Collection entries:
+ + + + +
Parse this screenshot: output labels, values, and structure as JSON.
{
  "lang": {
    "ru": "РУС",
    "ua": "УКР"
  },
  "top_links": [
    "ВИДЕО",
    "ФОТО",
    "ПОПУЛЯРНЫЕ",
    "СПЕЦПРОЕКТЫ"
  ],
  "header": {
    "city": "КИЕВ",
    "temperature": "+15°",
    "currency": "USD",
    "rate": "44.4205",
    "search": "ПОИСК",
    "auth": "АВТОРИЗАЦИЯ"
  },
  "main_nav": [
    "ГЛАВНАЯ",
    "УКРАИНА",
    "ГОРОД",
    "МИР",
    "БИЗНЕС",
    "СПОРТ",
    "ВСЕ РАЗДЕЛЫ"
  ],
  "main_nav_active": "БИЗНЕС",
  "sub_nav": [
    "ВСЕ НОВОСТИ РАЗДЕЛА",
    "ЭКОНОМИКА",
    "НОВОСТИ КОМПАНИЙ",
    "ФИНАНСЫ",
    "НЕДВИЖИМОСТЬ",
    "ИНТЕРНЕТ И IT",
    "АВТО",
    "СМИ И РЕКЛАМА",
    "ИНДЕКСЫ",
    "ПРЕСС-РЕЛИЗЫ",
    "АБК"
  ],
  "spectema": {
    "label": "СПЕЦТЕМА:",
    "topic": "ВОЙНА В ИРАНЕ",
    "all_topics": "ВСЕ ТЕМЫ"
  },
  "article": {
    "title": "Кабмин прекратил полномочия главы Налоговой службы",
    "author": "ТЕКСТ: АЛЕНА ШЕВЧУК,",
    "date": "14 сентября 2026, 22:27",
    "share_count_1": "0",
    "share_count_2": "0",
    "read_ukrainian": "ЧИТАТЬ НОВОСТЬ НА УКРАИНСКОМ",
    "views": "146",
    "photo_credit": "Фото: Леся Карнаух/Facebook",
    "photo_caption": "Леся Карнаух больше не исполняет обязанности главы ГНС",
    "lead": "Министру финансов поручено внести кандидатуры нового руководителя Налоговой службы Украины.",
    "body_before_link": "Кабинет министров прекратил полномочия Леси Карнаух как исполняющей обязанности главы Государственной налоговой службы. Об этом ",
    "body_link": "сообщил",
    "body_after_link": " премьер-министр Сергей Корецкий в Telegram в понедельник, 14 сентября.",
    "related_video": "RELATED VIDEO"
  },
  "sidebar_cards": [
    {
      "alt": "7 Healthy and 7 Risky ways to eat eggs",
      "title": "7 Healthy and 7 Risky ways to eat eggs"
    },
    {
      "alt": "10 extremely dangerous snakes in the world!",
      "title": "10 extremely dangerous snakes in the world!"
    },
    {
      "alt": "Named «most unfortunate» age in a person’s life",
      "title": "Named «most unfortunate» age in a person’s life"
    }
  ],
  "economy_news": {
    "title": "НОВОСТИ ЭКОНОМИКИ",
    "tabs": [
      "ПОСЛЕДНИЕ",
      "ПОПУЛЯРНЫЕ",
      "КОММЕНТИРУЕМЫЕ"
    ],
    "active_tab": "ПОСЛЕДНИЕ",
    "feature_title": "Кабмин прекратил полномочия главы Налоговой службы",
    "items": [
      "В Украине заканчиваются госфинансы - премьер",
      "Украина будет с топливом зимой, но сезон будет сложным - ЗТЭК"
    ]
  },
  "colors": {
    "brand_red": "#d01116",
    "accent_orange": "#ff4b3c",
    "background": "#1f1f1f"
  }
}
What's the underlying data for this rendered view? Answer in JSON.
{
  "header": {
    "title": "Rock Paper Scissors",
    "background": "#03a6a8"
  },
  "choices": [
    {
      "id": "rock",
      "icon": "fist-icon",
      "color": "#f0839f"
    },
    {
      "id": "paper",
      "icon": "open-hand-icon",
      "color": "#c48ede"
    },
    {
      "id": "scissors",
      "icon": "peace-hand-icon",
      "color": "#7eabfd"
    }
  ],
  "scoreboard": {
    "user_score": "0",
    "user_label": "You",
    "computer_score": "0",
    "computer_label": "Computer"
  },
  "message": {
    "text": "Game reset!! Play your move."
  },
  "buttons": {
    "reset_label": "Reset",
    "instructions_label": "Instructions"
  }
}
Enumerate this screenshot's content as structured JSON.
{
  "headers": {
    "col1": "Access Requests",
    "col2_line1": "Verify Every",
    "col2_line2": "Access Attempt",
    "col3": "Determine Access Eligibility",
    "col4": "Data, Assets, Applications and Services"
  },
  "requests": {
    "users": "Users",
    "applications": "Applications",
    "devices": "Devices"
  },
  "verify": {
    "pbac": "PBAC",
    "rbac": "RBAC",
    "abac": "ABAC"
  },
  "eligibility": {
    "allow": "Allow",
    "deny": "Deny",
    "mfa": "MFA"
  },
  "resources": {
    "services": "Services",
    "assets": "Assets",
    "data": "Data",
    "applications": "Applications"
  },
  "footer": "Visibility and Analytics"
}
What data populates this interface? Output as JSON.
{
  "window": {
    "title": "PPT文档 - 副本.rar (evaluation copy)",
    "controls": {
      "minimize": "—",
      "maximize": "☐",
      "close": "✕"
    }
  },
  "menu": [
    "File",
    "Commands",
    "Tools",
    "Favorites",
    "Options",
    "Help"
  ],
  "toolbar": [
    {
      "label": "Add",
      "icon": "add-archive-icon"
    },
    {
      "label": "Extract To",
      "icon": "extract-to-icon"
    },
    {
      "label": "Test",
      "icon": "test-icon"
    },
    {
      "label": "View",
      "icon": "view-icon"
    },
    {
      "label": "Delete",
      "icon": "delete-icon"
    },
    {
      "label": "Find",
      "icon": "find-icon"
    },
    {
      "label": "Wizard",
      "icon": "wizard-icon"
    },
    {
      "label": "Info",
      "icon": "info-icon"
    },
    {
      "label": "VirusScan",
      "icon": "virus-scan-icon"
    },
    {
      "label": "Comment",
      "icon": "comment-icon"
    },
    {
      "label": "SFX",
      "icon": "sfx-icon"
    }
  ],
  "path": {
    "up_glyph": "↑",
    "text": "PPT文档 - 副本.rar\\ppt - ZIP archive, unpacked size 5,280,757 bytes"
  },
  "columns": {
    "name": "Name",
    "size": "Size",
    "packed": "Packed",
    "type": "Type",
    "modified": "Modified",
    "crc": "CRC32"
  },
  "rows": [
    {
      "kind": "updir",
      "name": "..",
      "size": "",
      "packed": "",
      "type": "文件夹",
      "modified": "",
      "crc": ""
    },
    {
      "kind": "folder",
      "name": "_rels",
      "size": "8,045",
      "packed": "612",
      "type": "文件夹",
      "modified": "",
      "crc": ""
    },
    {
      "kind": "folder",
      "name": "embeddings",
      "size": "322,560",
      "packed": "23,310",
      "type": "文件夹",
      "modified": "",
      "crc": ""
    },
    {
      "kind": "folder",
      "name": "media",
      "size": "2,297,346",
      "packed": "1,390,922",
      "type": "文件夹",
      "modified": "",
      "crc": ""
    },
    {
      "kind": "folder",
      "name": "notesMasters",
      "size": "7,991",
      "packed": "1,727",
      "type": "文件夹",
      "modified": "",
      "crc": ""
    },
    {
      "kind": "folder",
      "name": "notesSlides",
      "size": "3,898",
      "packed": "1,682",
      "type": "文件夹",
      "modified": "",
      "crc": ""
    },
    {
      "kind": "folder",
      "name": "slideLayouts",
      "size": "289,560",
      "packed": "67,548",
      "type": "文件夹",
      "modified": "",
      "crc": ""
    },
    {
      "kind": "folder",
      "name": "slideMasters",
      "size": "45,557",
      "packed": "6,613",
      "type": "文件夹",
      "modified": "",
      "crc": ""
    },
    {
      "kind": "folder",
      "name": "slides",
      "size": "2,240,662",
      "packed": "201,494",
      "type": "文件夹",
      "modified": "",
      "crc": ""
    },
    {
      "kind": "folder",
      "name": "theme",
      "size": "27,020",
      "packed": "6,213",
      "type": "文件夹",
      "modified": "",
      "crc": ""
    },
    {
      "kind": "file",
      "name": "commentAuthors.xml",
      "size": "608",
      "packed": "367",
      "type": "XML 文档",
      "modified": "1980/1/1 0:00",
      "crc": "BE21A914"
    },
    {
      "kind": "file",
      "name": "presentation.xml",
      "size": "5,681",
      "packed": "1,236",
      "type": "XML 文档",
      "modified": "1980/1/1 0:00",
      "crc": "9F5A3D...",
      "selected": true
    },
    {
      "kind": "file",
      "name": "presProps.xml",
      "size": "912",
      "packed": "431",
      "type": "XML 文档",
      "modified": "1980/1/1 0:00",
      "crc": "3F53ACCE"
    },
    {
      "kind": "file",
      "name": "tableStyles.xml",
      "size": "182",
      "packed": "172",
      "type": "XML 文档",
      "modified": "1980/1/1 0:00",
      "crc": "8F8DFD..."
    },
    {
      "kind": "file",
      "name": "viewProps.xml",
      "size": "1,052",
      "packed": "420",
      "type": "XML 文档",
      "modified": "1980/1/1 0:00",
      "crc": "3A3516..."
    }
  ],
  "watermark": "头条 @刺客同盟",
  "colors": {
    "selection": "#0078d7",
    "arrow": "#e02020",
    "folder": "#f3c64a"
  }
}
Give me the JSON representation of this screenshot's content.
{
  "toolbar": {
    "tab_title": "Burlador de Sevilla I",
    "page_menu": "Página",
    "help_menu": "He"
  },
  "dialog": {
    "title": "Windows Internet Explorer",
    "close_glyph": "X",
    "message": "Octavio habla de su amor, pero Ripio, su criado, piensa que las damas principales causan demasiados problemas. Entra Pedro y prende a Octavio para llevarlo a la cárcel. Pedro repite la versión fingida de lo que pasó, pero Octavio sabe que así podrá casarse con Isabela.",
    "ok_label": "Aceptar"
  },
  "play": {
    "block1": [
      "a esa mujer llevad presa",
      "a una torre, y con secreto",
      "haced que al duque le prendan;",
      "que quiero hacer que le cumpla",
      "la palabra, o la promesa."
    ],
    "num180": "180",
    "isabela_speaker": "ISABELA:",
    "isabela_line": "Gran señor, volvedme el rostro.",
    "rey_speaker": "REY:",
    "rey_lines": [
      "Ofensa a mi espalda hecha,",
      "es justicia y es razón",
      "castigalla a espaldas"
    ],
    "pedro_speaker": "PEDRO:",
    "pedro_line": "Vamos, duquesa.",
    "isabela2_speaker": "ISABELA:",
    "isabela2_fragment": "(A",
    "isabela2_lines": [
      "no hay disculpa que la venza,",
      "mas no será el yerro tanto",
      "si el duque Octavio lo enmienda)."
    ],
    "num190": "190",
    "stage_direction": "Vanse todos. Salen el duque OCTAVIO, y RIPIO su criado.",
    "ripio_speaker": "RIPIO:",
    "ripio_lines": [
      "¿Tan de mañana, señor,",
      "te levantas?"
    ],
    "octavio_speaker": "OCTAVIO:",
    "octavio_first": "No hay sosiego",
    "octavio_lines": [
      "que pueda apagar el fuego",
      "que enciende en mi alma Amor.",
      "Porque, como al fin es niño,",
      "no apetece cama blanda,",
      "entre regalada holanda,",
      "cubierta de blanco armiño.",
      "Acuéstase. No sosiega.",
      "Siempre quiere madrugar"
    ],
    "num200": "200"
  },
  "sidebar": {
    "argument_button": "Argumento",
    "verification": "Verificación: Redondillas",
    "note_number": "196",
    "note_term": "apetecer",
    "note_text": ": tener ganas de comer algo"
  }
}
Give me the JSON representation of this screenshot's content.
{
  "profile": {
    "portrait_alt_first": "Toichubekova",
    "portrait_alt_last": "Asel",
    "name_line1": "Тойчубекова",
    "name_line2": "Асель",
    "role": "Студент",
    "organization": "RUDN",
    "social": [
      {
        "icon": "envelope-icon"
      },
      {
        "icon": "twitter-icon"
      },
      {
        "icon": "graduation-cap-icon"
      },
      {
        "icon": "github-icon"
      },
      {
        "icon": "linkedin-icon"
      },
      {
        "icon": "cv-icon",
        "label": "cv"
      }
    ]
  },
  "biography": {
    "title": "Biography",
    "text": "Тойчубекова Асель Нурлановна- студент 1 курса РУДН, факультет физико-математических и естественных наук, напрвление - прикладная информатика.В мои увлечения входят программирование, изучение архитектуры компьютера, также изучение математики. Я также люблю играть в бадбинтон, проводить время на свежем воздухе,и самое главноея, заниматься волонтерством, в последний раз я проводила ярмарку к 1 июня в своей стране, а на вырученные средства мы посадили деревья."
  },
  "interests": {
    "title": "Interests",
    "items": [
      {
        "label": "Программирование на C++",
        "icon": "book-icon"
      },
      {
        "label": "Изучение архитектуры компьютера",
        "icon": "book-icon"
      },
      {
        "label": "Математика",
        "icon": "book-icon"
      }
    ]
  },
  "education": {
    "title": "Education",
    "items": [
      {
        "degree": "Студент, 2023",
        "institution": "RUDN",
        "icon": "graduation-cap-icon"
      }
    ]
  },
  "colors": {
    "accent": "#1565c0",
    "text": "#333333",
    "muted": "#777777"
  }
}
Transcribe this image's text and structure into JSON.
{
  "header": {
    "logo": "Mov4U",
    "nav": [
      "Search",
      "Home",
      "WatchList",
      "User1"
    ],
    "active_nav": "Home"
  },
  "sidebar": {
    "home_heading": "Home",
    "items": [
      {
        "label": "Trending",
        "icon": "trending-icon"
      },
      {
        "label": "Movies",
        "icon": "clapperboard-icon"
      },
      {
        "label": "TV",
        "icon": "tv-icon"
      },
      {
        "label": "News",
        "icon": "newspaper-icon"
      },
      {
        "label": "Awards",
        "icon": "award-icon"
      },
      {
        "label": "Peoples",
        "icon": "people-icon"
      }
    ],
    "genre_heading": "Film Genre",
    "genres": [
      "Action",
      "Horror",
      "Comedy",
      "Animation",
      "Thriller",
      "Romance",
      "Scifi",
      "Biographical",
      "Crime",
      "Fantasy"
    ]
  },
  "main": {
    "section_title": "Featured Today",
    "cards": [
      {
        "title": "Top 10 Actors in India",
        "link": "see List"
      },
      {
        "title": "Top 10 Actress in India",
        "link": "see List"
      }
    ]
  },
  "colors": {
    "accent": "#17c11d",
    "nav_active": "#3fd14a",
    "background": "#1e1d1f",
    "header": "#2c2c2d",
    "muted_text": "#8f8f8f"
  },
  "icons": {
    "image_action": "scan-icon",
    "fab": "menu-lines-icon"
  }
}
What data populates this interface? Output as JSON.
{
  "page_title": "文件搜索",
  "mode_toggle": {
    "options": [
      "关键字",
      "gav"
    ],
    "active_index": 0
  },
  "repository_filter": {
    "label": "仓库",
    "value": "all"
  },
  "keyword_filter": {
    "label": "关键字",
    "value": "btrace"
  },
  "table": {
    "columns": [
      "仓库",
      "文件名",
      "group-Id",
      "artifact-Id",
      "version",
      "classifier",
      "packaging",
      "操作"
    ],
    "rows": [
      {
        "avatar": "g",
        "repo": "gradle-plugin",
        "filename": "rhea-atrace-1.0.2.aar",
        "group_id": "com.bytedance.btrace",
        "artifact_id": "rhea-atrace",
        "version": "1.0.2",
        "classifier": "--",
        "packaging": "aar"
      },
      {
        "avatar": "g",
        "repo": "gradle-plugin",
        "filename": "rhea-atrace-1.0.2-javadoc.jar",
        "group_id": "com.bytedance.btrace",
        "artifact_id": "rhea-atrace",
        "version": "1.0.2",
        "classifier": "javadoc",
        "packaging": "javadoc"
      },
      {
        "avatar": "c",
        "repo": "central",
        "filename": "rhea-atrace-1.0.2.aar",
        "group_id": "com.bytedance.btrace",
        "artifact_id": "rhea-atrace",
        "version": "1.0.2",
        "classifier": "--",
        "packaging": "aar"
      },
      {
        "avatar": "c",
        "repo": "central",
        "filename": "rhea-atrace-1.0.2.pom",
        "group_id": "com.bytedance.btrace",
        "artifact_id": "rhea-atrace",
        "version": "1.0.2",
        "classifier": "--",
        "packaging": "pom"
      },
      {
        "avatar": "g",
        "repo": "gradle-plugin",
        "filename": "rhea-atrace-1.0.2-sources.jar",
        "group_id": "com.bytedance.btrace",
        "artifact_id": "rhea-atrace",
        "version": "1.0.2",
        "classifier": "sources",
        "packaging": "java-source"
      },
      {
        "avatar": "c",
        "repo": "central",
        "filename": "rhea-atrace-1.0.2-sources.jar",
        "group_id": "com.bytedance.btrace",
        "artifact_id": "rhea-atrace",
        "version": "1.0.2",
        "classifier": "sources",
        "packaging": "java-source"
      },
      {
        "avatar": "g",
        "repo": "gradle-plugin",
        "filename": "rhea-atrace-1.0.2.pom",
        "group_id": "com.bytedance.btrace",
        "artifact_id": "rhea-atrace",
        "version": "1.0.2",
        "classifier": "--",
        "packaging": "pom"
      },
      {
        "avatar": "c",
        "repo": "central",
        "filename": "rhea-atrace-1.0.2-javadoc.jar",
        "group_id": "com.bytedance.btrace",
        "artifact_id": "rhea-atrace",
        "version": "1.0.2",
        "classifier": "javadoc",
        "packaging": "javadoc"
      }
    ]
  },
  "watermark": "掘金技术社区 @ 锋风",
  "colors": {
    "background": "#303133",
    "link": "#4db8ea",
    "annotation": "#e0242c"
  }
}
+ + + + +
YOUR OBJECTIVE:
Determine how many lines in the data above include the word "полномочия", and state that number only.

SOLUTION TO THIS EXERCISE:
3